START RECORDED DATA

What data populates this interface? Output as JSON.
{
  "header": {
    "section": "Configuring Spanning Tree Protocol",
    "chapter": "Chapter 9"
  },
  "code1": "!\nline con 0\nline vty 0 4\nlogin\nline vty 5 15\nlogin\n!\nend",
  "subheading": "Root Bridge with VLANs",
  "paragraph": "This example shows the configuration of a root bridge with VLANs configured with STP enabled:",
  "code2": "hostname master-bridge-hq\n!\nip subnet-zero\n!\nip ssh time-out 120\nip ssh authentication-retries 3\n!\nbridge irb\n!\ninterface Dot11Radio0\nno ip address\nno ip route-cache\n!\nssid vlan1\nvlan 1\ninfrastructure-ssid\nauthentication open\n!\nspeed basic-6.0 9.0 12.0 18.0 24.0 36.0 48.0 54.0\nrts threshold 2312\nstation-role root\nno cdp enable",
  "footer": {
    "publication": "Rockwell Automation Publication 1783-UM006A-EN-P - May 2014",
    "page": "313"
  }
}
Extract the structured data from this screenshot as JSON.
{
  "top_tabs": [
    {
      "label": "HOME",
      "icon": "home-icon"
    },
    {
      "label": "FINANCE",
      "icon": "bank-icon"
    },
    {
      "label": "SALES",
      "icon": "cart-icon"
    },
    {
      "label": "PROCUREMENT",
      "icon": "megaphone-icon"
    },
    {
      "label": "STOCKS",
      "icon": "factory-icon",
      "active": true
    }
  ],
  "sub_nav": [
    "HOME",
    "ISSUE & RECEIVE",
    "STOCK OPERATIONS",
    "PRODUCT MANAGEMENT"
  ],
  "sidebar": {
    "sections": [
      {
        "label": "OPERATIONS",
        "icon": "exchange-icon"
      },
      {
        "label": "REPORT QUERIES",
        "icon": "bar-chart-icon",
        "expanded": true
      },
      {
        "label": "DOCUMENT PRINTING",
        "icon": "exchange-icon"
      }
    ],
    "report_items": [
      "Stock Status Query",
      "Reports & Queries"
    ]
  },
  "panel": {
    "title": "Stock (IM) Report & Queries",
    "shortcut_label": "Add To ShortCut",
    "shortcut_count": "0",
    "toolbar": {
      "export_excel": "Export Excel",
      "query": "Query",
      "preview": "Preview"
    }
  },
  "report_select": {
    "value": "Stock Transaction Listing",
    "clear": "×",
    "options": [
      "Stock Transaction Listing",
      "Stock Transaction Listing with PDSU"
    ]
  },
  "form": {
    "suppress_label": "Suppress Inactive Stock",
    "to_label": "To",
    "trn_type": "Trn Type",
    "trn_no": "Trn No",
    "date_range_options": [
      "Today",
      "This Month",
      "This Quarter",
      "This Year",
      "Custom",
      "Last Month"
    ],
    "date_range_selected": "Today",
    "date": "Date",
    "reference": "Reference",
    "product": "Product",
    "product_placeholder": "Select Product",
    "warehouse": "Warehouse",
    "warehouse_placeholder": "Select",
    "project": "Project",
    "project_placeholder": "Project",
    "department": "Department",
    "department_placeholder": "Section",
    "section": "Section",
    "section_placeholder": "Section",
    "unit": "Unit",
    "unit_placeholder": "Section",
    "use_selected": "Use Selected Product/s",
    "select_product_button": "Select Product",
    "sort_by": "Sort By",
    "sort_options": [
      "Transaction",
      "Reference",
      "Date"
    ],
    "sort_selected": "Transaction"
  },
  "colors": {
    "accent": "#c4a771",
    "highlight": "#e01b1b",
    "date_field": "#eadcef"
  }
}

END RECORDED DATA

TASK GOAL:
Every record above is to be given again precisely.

WRITTEN RESPONSE:
What data populates this interface? Output as JSON.
{
  "header": {
    "section": "Configuring Spanning Tree Protocol",
    "chapter": "Chapter 9"
  },
  "code1": "!\nline con 0\nline vty 0 4\nlogin\nline vty 5 15\nlogin\n!\nend",
  "subheading": "Root Bridge with VLANs",
  "paragraph": "This example shows the configuration of a root bridge with VLANs configured with STP enabled:",
  "code2": "hostname master-bridge-hq\n!\nip subnet-zero\n!\nip ssh time-out 120\nip ssh authentication-retries 3\n!\nbridge irb\n!\ninterface Dot11Radio0\nno ip address\nno ip route-cache\n!\nssid vlan1\nvlan 1\ninfrastructure-ssid\nauthentication open\n!\nspeed basic-6.0 9.0 12.0 18.0 24.0 36.0 48.0 54.0\nrts threshold 2312\nstation-role root\nno cdp enable",
  "footer": {
    "publication": "Rockwell Automation Publication 1783-UM006A-EN-P - May 2014",
    "page": "313"
  }
}
Extract the structured data from this screenshot as JSON.
{
  "top_tabs": [
    {
      "label": "HOME",
      "icon": "home-icon"
    },
    {
      "label": "FINANCE",
      "icon": "bank-icon"
    },
    {
      "label": "SALES",
      "icon": "cart-icon"
    },
    {
      "label": "PROCUREMENT",
      "icon": "megaphone-icon"
    },
    {
      "label": "STOCKS",
      "icon": "factory-icon",
      "active": true
    }
  ],
  "sub_nav": [
    "HOME",
    "ISSUE & RECEIVE",
    "STOCK OPERATIONS",
    "PRODUCT MANAGEMENT"
  ],
  "sidebar": {
    "sections": [
      {
        "label": "OPERATIONS",
        "icon": "exchange-icon"
      },
      {
        "label": "REPORT QUERIES",
        "icon": "bar-chart-icon",
        "expanded": true
      },
      {
        "label": "DOCUMENT PRINTING",
        "icon": "exchange-icon"
      }
    ],
    "report_items": [
      "Stock Status Query",
      "Reports & Queries"
    ]
  },
  "panel": {
    "title": "Stock (IM) Report & Queries",
    "shortcut_label": "Add To ShortCut",
    "shortcut_count": "0",
    "toolbar": {
      "export_excel": "Export Excel",
      "query": "Query",
      "preview": "Preview"
    }
  },
  "report_select": {
    "value": "Stock Transaction Listing",
    "clear": "×",
    "options": [
      "Stock Transaction Listing",
      "Stock Transaction Listing with PDSU"
    ]
  },
  "form": {
    "suppress_label": "Suppress Inactive Stock",
    "to_label": "To",
    "trn_type": "Trn Type",
    "trn_no": "Trn No",
    "date_range_options": [
      "Today",
      "This Month",
      "This Quarter",
      "This Year",
      "Custom",
      "Last Month"
    ],
    "date_range_selected": "Today",
    "date": "Date",
    "reference": "Reference",
    "product": "Product",
    "product_placeholder": "Select Product",
    "warehouse": "Warehouse",
    "warehouse_placeholder": "Select",
    "project": "Project",
    "project_placeholder": "Project",
    "department": "Department",
    "department_placeholder": "Section",
    "section": "Section",
    "section_placeholder": "Section",
    "unit": "Unit",
    "unit_placeholder": "Section",
    "use_selected": "Use Selected Product/s",
    "select_product_button": "Select Product",
    "sort_by": "Sort By",
    "sort_options": [
      "Transaction",
      "Reference",
      "Date"
    ],
    "sort_selected": "Transaction"
  },
  "colors": {
    "accent": "#c4a771",
    "highlight": "#e01b1b",
    "date_field": "#eadcef"
  }
}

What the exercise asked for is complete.